(Records from a data collection)
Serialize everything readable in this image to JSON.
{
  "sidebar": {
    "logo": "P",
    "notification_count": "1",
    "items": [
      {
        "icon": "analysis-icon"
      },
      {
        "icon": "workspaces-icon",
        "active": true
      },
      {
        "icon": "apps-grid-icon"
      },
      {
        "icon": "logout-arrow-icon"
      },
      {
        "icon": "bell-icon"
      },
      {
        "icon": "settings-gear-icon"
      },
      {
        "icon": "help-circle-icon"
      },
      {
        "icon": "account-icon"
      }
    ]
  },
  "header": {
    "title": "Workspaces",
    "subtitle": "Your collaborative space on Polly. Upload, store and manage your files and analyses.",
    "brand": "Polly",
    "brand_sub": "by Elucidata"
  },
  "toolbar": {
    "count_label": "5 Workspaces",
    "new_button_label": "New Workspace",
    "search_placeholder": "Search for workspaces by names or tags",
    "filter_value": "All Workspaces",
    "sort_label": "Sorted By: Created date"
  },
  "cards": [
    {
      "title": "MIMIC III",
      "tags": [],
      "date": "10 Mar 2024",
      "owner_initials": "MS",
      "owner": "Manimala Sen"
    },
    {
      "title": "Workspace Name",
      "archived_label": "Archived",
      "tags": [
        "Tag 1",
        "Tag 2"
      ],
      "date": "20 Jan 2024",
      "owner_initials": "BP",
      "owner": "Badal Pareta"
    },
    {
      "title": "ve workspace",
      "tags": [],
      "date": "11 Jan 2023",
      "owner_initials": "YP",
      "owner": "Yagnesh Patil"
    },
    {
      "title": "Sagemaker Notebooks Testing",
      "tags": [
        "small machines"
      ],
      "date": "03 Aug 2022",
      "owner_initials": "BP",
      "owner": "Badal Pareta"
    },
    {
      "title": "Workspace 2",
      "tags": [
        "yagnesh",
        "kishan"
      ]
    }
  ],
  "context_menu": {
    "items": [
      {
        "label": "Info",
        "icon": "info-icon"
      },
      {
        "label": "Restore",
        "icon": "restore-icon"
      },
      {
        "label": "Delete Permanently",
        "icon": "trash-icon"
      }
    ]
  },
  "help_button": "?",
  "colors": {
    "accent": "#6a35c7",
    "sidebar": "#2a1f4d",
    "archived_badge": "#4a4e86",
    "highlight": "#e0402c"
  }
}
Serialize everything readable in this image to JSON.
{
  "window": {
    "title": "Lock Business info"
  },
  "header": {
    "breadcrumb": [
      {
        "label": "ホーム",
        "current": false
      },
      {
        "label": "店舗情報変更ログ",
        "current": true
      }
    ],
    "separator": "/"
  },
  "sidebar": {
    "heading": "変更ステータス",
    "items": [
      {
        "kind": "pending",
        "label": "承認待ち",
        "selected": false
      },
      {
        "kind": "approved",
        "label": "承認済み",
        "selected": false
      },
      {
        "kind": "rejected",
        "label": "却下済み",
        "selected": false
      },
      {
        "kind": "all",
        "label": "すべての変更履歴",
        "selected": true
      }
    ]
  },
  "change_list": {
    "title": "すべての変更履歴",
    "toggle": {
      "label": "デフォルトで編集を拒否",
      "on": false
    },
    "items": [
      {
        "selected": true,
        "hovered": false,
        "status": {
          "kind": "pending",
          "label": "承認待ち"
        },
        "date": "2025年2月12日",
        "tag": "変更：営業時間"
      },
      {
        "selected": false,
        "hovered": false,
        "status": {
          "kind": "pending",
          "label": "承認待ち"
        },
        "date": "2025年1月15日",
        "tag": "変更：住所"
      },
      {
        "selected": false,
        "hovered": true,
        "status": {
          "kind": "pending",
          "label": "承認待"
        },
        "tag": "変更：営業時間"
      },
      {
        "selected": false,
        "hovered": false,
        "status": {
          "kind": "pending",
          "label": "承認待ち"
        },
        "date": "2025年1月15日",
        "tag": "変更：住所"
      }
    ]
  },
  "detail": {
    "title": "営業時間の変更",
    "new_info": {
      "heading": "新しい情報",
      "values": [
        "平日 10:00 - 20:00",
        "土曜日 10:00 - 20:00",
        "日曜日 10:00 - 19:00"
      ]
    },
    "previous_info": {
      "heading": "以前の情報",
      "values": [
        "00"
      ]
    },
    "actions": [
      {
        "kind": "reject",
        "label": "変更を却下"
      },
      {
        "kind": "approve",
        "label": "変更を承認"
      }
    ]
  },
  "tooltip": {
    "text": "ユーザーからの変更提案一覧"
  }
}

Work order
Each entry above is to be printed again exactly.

Task result
Serialize everything readable in this image to JSON.
{
  "sidebar": {
    "logo": "P",
    "notification_count": "1",
    "items": [
      {
        "icon": "analysis-icon"
      },
      {
        "icon": "workspaces-icon",
        "active": true
      },
      {
        "icon": "apps-grid-icon"
      },
      {
        "icon": "logout-arrow-icon"
      },
      {
        "icon": "bell-icon"
      },
      {
        "icon": "settings-gear-icon"
      },
      {
        "icon": "help-circle-icon"
      },
      {
        "icon": "account-icon"
      }
    ]
  },
  "header": {
    "title": "Workspaces",
    "subtitle": "Your collaborative space on Polly. Upload, store and manage your files and analyses.",
    "brand": "Polly",
    "brand_sub": "by Elucidata"
  },
  "toolbar": {
    "count_label": "5 Workspaces",
    "new_button_label": "New Workspace",
    "search_placeholder": "Search for workspaces by names or tags",
    "filter_value": "All Workspaces",
    "sort_label": "Sorted By: Created date"
  },
  "cards": [
    {
      "title": "MIMIC III",
      "tags": [],
      "date": "10 Mar 2024",
      "owner_initials": "MS",
      "owner": "Manimala Sen"
    },
    {
      "title": "Workspace Name",
      "archived_label": "Archived",
      "tags": [
        "Tag 1",
        "Tag 2"
      ],
      "date": "20 Jan 2024",
      "owner_initials": "BP",
      "owner": "Badal Pareta"
    },
    {
      "title": "ve workspace",
      "tags": [],
      "date": "11 Jan 2023",
      "owner_initials": "YP",
      "owner": "Yagnesh Patil"
    },
    {
      "title": "Sagemaker Notebooks Testing",
      "tags": [
        "small machines"
      ],
      "date": "03 Aug 2022",
      "owner_initials": "BP",
      "owner": "Badal Pareta"
    },
    {
      "title": "Workspace 2",
      "tags": [
        "yagnesh",
        "kishan"
      ]
    }
  ],
  "context_menu": {
    "items": [
      {
        "label": "Info",
        "icon": "info-icon"
      },
      {
        "label": "Restore",
        "icon": "restore-icon"
      },
      {
        "label": "Delete Permanently",
        "icon": "trash-icon"
      }
    ]
  },
  "help_button": "?",
  "colors": {
    "accent": "#6a35c7",
    "sidebar": "#2a1f4d",
    "archived_badge": "#4a4e86",
    "highlight": "#e0402c"
  }
}
Serialize everything readable in this image to JSON.
{
  "window": {
    "title": "Lock Business info"
  },
  "header": {
    "breadcrumb": [
      {
        "label": "ホーム",
        "current": false
      },
      {
        "label": "店舗情報変更ログ",
        "current": true
      }
    ],
    "separator": "/"
  },
  "sidebar": {
    "heading": "変更ステータス",
    "items": [
      {
        "kind": "pending",
        "label": "承認待ち",
        "selected": false
      },
      {
        "kind": "approved",
        "label": "承認済み",
        "selected": false
      },
      {
        "kind": "rejected",
        "label": "却下済み",
        "selected": false
      },
      {
        "kind": "all",
        "label": "すべての変更履歴",
        "selected": true
      }
    ]
  },
  "change_list": {
    "title": "すべての変更履歴",
    "toggle": {
      "label": "デフォルトで編集を拒否",
      "on": false
    },
    "items": [
      {
        "selected": true,
        "hovered": false,
        "status": {
          "kind": "pending",
          "label": "承認待ち"
        },
        "date": "2025年2月12日",
        "tag": "変更：営業時間"
      },
      {
        "selected": false,
        "hovered": false,
        "status": {
          "kind": "pending",
          "label": "承認待ち"
        },
        "date": "2025年1月15日",
        "tag": "変更：住所"
      },
      {
        "selected": false,
        "hovered": true,
        "status": {
          "kind": "pending",
          "label": "承認待"
        },
        "tag": "変更：営業時間"
      },
      {
        "selected": false,
        "hovered": false,
        "status": {
          "kind": "pending",
          "label": "承認待ち"
        },
        "date": "2025年1月15日",
        "tag": "変更：住所"
      }
    ]
  },
  "detail": {
    "title": "営業時間の変更",
    "new_info": {
      "heading": "新しい情報",
      "values": [
        "平日 10:00 - 20:00",
        "土曜日 10:00 - 20:00",
        "日曜日 10:00 - 19:00"
      ]
    },
    "previous_info": {
      "heading": "以前の情報",
      "values": [
        "00"
      ]
    },
    "actions": [
      {
        "kind": "reject",
        "label": "変更を却下"
      },
      {
        "kind": "approve",
        "label": "変更を承認"
      }
    ]
  },
  "tooltip": {
    "text": "ユーザーからの変更提案一覧"
  }
}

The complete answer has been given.